From Ohio History Central
File:Fifteenth Amendment 1870 Celebration.jpg|
"The Fifteenth Amendment", an 1870 print celebrating the passage of the Fifteenth Amendment to the United States Constitution in February 1870, and the advancements that African-Americans had made as a result of the Civil War. Portraits in image:At the top corners, President Ulysses S. Grant and Vice President Schuyler Colfax. (The Grant administration was much more satisfactory to African-Americans than the preceding Andrew Johnson administration.) Smaller portraits (inset from the bottom corners) of the deceased white heroes of Black rights, Abraham Lincoln and John Brown. At top center, African-American leaders Martin Delany, Frederick Douglass, and Hiram Revels.

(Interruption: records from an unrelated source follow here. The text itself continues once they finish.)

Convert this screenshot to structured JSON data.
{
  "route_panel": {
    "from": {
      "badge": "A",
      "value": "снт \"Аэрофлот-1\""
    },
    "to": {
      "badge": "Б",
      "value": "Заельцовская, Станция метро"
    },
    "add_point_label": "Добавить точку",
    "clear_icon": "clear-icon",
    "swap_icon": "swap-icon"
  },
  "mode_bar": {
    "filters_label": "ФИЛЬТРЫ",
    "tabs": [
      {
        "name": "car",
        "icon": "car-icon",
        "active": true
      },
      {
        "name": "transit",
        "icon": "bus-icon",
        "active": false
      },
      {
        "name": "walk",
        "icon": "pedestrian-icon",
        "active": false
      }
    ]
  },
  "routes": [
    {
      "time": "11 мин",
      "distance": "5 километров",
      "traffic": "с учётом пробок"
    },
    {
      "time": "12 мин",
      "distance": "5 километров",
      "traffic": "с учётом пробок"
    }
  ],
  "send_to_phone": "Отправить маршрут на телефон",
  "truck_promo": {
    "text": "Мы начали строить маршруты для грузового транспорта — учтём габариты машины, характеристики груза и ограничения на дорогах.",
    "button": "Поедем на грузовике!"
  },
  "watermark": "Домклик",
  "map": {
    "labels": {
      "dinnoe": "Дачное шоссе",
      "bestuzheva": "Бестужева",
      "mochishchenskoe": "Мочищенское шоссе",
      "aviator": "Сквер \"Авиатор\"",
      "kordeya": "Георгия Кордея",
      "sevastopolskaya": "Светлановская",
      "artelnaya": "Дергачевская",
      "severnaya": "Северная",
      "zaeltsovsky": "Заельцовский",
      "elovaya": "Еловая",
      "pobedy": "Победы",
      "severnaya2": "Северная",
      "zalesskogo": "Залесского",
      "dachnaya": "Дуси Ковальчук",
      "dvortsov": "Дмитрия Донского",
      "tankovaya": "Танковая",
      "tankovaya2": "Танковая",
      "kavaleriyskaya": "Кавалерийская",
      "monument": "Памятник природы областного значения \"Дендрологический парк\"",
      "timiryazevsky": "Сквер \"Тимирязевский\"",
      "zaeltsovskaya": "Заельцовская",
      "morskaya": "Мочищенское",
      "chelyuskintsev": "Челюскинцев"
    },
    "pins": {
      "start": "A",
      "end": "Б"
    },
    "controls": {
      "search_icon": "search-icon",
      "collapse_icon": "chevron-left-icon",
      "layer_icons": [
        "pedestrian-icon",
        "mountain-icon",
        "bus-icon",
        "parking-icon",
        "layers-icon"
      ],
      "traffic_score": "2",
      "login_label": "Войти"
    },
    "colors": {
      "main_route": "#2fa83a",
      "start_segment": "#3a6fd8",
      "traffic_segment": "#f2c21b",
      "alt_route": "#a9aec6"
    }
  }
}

As the American Civil War ended, the federal government was undecided as to how the seceded Confederate states were to return to the Union. President Abraham Lincoln favored a lenient policy and hoped to reunify the country quickly. When John Wilkes Booth assassinated Lincoln in April 1865, the responsibility for reunifying the country passed to Andrew Johnson, Lincoln's former vice-president. Johnson initially favored a much harsher plan. He later changed his mind and favored a more lenient plan. Radical Republicans serving in the United States Congress did not agree with the President's plan. As a condition for re-admittance to the Union, the Congress proposed forcing the former Confederate states to ratify the Fifteenth Amendment to the United States Constitution.
The Fifteenth Amendment stated,
The right of citizens of the United States to vote shall not be denied or abridged by the United States or by any State on account of race, color, or previous condition of servitude.
This amendment guaranteed African American men the right to vote under the Constitution. Many Republicans believed that African-American men deserved the right to vote. Other members of Congress had an additional motive. They believed that many white Southerners would never support a Republican candidate. Some of these legislators hoped that black voters would support the political party that had ended slavery. African Americans could provide the Republican Party with a base of support in the former Confederate states.
The United States Congress submitted the Fifteenth Amendment to the states for approval in February 1869. Three-fourths of the states must approve it. On
The Fifteenth Amendment divided Ohioans. Since the Civil War's conclusion, Ohio citizens had debated whether to permit African-American men to vote. Members of the Democratic Party, especially former Peace Democrats, generally opposed suffrage for black men. Most Republicans supported extending the right to vote to African-American men. When the United States Congress submitted the Fifteenth Amendment to the states for approval, Democrats controlled the Ohio legislature and refused to ratify the amendment. Governor Rutherford B. Hayes, a Republican, supported the amendment. In the state elections of 1869, Hayes retained his seat by a slim margin of 7,500 votes. The Republicans did gain a slight majority in both houses of the General Assembly. The legislature ratified the Fifteenth Amendment in 1870. The Ohio Senate approved it by a single vote, and the Ohio House ratified it with just a two-vote majority.
- Dee, Christine, ed. Ohio's War: The Civil War in Documents. Athens: Ohio University Press, 2007.
- Foner, Eric. A Short History of Reconstruction. New York, NY: Harper & Row, 1990.
- Gillette, William. The Right to Vote: Politics and the Passage of the Fifteenth Amendment. Baltimore, MD: Johns Hopkins Press, 1969.
- Mathews, John Mabry. Legislative and Judicial History of the Fifteenth Amendment. Baltimore, MD: The Johns Hopkins Press, 1909.
- Reid, Whitelaw. Ohio in the War: Her Statesmen, Generals and Soldiers. Cincinnati, OH: Clarke, 1895.
- Roseboom, Eugene H. The Civil War Era: 1850-1873. Columbus: Ohio State Archaeological and Historical Society, 1944.